Workers dangerously unprepared for an emergency, poll suggests

The average American spends more than a third of his or her day on the job. After factoring in traffic, not to mention company title – like business owner or executive – the amount of time engaged in work-related functions is a lot higher, as responsibilities can take awhile to finish.

As a result, were an urgent situation to take place, there's always the possibility that it could happen during business hours. But in what may come as an unsettling piece of news to company management, a fairly high percentage of workers admit that they would be at a loss for what to do if at the office and there was an emergency, a recent poll found.

1 in 4 workers unprepared for emergency
Almost 25 percent of employers indicate that they wouldn't know what to do or where to go if there were working and their physical safety was on the line, according to a survey conducted by employment search engine CareerBuilder. More specifically, almost 1 in 3 – 30 percent – said they weren't confident about their workplace having the resources needed to protect workers from individuals who posed a threat, as well as risks emanating from the internet.

Rosemary Haefner, chief of human resources at CareerBuilder, indicated that feeling safe and secure is every bit as fundamental to a workplace as the equipment that employees work on and use.

"Ensuring a safe and secure work environment should be of the utmost importance in any workplace," Haefner explained. "Keeping employees protected means not only putting measures in place to keep them safe, but making sure employees are aware of the policies and procedures they can protect themselves, too."

It's these very procedures that a number of workers aren't certain that they know. Over 1 in 5 of respondents to the CareerBuilder survey said their employers had never gone over what the protocol was if a fire were to take place and over 1 in 4 – 26 percent – said the same about natural disasters, such as hurricanes, tornadoes or some other type of environmental catastrophe.

Business owners who prioritize continuity planning are more likely to have the systems in place that enable staff to maintain normalcy when circumstances are anything but. Additionally, tenured employees – who have been working for the same company over a number of years – may also have a better idea of what they should do when there's an emergency. However, it's often a different story for people who are new to the profession or companies that have only recently opened. According to a recent survey conducted by the U.S. Census Bureau, approximately 482,000 businesses currently in operation have been up and running for two years or fewer. That accounts for nearly 10 percent of all employers with staff.

Business owners may need to reemphasize why 'Safety First' is no mere motto - but a credo. Business owners may need to reemphasize why 'Safety First' is no mere motto – but a credo.

Important though productivity may be, no one can deny that the motto "Safety First" takes priority. Nevertheless, many workers in a variety of industries believe that the reverse is true – that productivity usurps safety.
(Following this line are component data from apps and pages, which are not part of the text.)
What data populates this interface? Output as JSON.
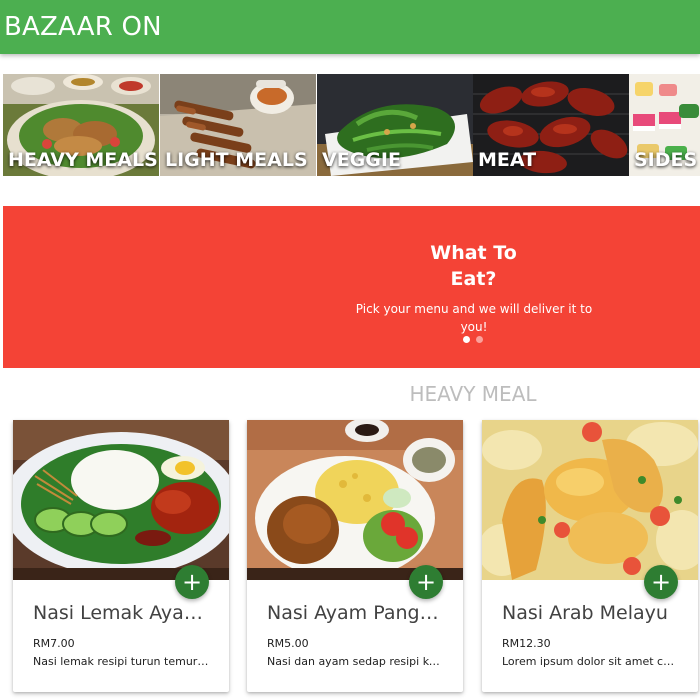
{
  "app": {
    "title": "BAZAAR ON"
  },
  "categories": [
    {
      "label": "HEAVY MEALS"
    },
    {
      "label": "LIGHT MEALS"
    },
    {
      "label": "VEGGIE"
    },
    {
      "label": "MEAT"
    },
    {
      "label": "SIDES"
    }
  ],
  "hero": {
    "title": "What To Eat?",
    "subtitle": "Pick your menu and we will deliver it to you!",
    "slides": 2,
    "active_slide": 1
  },
  "section": {
    "title": "HEAVY MEAL"
  },
  "products": [
    {
      "name": "Nasi Lemak Ayam Goreng",
      "price": "RM7.00",
      "description": "Nasi lemak resipi turun temurun",
      "add_icon": "+"
    },
    {
      "name": "Nasi Ayam Panggang",
      "price": "RM5.00",
      "description": "Nasi dan ayam sedap resipi keluarga",
      "add_icon": "+"
    },
    {
      "name": "Nasi Arab Melayu",
      "price": "RM12.30",
      "description": "Lorem ipsum dolor sit amet consectetur",
      "add_icon": "+"
    }
  ],
  "colors": {
    "appbar": "#4caf50",
    "hero": "#f44336",
    "fab": "#2e7d32",
    "section_title": "#bdbdbd"
  },
  "icons": {
    "add": "add-icon"
  }
}
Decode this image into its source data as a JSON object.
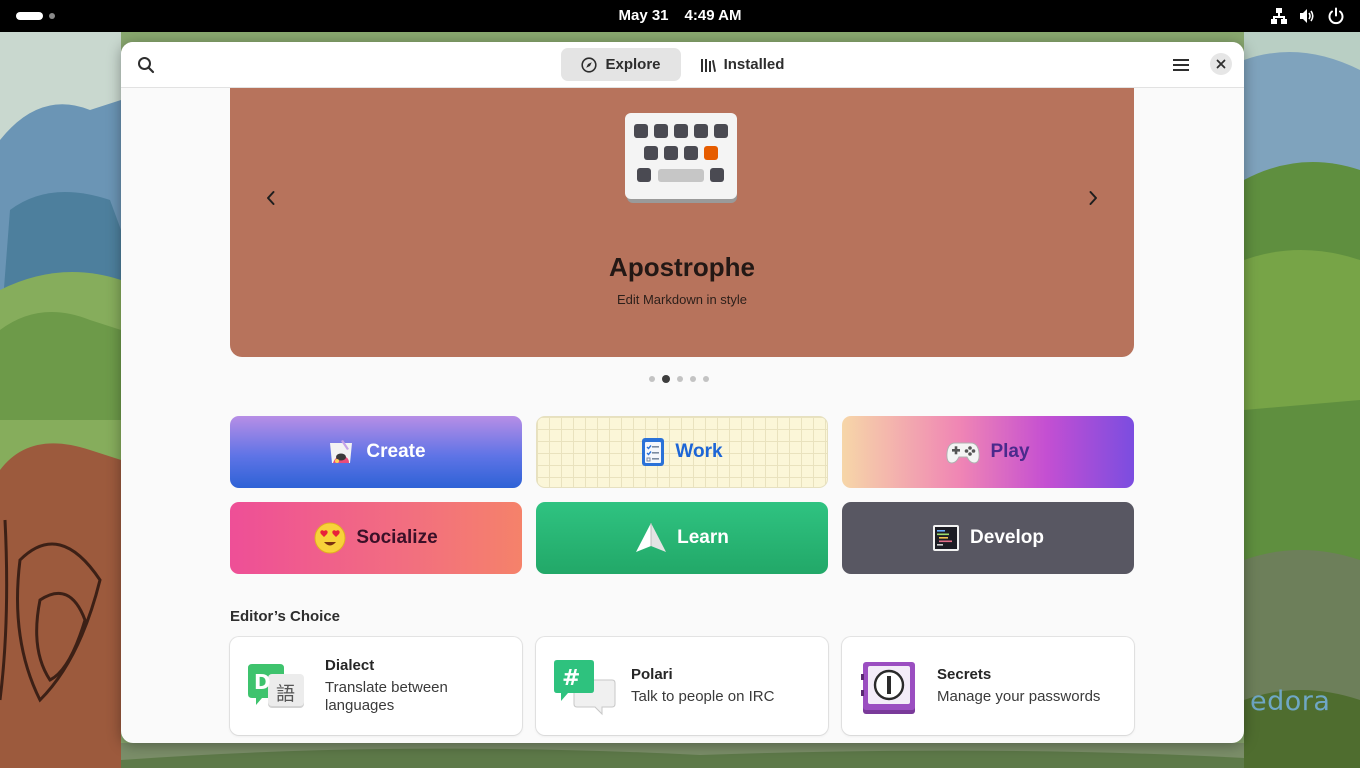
{
  "topbar": {
    "date": "May 31",
    "time": "4:49 AM",
    "tray_icons": [
      "network-wired-icon",
      "volume-icon",
      "power-icon"
    ]
  },
  "wallpaper": {
    "watermark": "edora"
  },
  "window": {
    "tabs": [
      {
        "label": "Explore",
        "icon": "compass-icon",
        "active": true
      },
      {
        "label": "Installed",
        "icon": "library-icon",
        "active": false
      }
    ],
    "buttons": {
      "search": "search-icon",
      "menu": "hamburger-menu-icon",
      "close": "close-icon"
    }
  },
  "carousel": {
    "title": "Apostrophe",
    "subtitle": "Edit Markdown in style",
    "background": "#b7735c",
    "page_count": 5,
    "active_page": 2
  },
  "categories": [
    {
      "label": "Create",
      "icon": "paint-palette-icon"
    },
    {
      "label": "Work",
      "icon": "checklist-icon"
    },
    {
      "label": "Play",
      "icon": "gamepad-icon"
    },
    {
      "label": "Socialize",
      "icon": "heart-eyes-emoji-icon"
    },
    {
      "label": "Learn",
      "icon": "paper-plane-icon"
    },
    {
      "label": "Develop",
      "icon": "terminal-icon"
    }
  ],
  "editors_choice": {
    "title": "Editor’s Choice",
    "apps": [
      {
        "name": "Dialect",
        "description": "Translate between languages",
        "icon": "dialect-app-icon"
      },
      {
        "name": "Polari",
        "description": "Talk to people on IRC",
        "icon": "polari-app-icon"
      },
      {
        "name": "Secrets",
        "description": "Manage your passwords",
        "icon": "secrets-app-icon"
      }
    ]
  }
}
In a survey done by the National Safety Council, over 60 percent of workers in the construction industry felt as though finishing tasks was more important than their physical well-being and slightly more than 50 percent in both the agricultural and forestry professions felt the same way.

"Every employee deserves a safe workplace, said Deborah Hersman, NSC president and CEO. "While some of our findings were encouraging, others were a stark reminder of how far we still have to go to ensure safety is every employer's highest priority."

Basic tips on emergency planning
A variety of emergency planning resources can be found online. One of the more comprehensive ones is made available by the Occupational Safety and Health Administration, which is overseen by the U.S. Department of Labor. The information includes what qualifies as a workplace emergency, as well as what action plants should be taken. OSHA also details when an evacuation should be implemented, along with tips on the best access points to exit besides the doors and the most ideal areas for everyone to meet.

The Insurance Institute for Business & Home Safety has similar online resources that help with the human element of crisis planning, where employees can learn what's required of them before, during and after an emergency happens.

The hope is that urgent situations won't ever occur, but with climate experts saying that extreme weather is the new normal, it's smart to expect the unexpected. Continuity Centers has the tools and resources that can help business owners and their staff pick up where they left off through our Workgroup Diversified strategy. Regardless of the circumstances, our geographic footprint enables us to get entrepreneurs the systems and infrastructure they need so they don't miss a beat when Mother Nature takes an ugly turn.